### Task prompt
The response should hold each line from the entries below where "sxos" is found.

[Saved entries]
§ §

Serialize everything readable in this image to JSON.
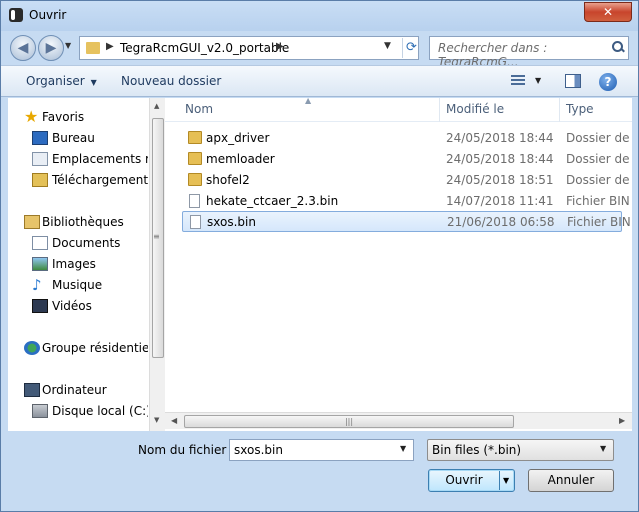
{
  "window": {
    "title": "Ouvrir",
    "close": "✕"
  },
  "nav": {
    "path": "TegraRcmGUI_v2.0_portable",
    "search_placeholder": "Rechercher dans : TegraRcmG..."
  },
  "toolbar": {
    "organize": "Organiser",
    "new_folder": "Nouveau dossier"
  },
  "sidebar": {
    "favorites": "Favoris",
    "fav_items": [
      "Bureau",
      "Emplacements ré",
      "Téléchargements"
    ],
    "libraries": "Bibliothèques",
    "lib_items": [
      "Documents",
      "Images",
      "Musique",
      "Vidéos"
    ],
    "homegroup": "Groupe résidentiel",
    "computer": "Ordinateur",
    "comp_items": [
      "Disque local (C:)"
    ]
  },
  "columns": {
    "name": "Nom",
    "modified": "Modifié le",
    "type": "Type"
  },
  "files": [
    {
      "name": "apx_driver",
      "date": "24/05/2018 18:44",
      "type": "Dossier de fic",
      "kind": "folder"
    },
    {
      "name": "memloader",
      "date": "24/05/2018 18:44",
      "type": "Dossier de fic",
      "kind": "folder"
    },
    {
      "name": "shofel2",
      "date": "24/05/2018 18:51",
      "type": "Dossier de fic",
      "kind": "folder"
    },
    {
      "name": "hekate_ctcaer_2.3.bin",
      "date": "14/07/2018 11:41",
      "type": "Fichier BIN",
      "kind": "file"
    },
    {
      "name": "sxos.bin",
      "date": "21/06/2018 06:58",
      "type": "Fichier BIN",
      "kind": "file",
      "selected": true
    }
  ],
  "bottom": {
    "filename_label": "Nom du fichier :",
    "filename_value": "sxos.bin",
    "filter_value": "Bin files (*.bin)",
    "open": "Ouvrir",
    "cancel": "Annuler"
  }
}
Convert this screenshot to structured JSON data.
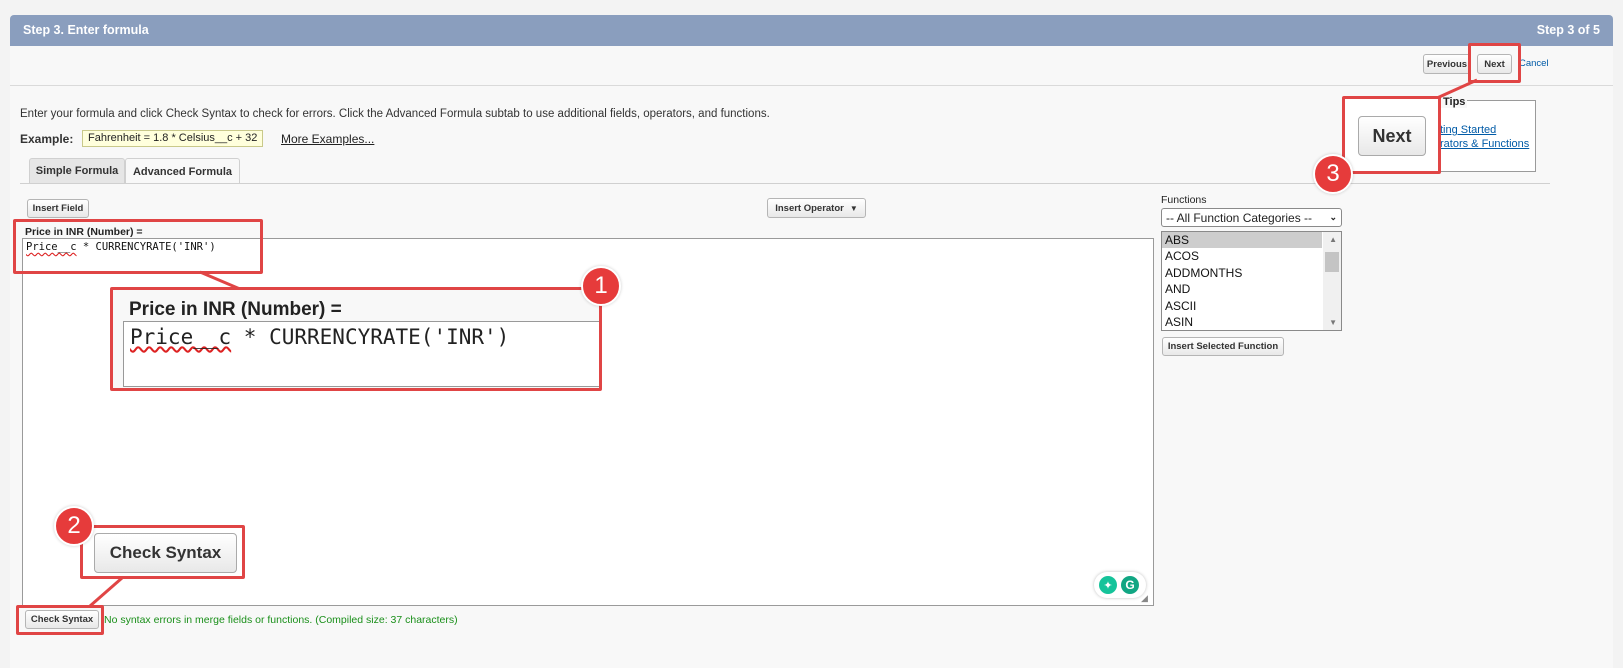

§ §

### Solution below
      "name": "sxos.bin",
    "filename_value": "sxos.bin",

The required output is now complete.